The African Peer Review Mechanism predicted trouble for Kenya and recommended changes but the leaders of the APRM and heads of state did nothing in the face of the violence and what can only be described as a stolen election.
The APRM and the African Union Peace and Security Council have the authority to intervene and if they were wise and courageous they would use it now to immediately send a heavy-weight delegation to Gabon. It should not wait for the jockeying for position to turn nasty. Rather, Africa should send a team that spends intensive time with the prime minister, political parties, and the military. It should declare publicly its intention to supervise the transition and ensure that there is a fair, peaceful and constitutional transfer of power, with political overtures made to diffuse any tensions lingering in society. Such a pre-emptive strike might raise eyebrows but it can do a great deal reduce the risk of conflict. If it averts an armed struggle, it will be the best investment anyone could make.
The same pro-active diplomatic strategy needs to be applied now to Guinea-Bissau, to Madagascar (which narrowly avoided a wider conflict but remains riven by protest and unresolved grievance), to Lesotho and although it has fallen out of the headlines, to Kenya. Nothing is more certain than the fact that the crises in these spots will flare up again without thoughtful, forceful and activist pressure from the continent.
What other hot-spots seem likely to follow the pattern? Watch Cameroon, where Paul Biya has ruled one of the world’s most corrupt regimes since 1982; Equitorial Guinea, where Teodoro Obiang Nguema has ruled since 1979; Egypt, where Hosni Mubarak has ruled since 1981; and Libya, where Muammar Gaddafi is now the longest serving head of state, having seized power in 1969.
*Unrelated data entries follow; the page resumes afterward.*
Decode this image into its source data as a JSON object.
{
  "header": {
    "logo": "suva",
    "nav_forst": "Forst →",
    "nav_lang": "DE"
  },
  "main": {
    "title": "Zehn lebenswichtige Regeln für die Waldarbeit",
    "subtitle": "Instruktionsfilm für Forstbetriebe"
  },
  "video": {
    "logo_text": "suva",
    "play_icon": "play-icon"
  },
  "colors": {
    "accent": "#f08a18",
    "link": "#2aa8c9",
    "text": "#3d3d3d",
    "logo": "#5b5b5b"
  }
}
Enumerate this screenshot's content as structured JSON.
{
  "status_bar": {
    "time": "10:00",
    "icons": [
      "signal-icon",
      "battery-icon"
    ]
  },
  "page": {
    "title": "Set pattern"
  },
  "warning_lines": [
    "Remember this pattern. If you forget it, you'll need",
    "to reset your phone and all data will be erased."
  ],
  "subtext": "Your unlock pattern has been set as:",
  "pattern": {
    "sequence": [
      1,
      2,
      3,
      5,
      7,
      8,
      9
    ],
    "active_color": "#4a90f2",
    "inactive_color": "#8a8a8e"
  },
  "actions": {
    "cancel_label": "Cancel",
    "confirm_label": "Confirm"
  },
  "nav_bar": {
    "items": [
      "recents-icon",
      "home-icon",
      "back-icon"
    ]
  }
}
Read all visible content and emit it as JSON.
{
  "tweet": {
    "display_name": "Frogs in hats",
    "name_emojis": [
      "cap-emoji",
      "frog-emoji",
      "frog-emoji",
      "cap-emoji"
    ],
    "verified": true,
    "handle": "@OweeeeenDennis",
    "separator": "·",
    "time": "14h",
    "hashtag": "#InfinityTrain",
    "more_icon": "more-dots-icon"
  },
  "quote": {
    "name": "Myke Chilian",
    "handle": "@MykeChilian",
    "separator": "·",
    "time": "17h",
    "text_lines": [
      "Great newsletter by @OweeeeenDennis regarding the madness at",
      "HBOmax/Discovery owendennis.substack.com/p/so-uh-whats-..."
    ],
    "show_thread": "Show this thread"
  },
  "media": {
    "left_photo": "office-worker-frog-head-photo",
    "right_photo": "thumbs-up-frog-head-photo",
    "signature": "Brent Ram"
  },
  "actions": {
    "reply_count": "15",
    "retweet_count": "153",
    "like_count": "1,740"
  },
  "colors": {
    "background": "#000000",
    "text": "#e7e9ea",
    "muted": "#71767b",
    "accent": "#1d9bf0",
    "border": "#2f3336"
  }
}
We don’t need expensive computers, databases and analysts to give ourselves early warning of crisis. We just have to use common sense and look at the patterns of recent history. Stock diplomatic and conflict resolution approaches are too timid. Every war that erupts because of a badly managed transition will carry on precipitating conflict, political instability and economic decline for years to come. Now is the time to learn that lesson.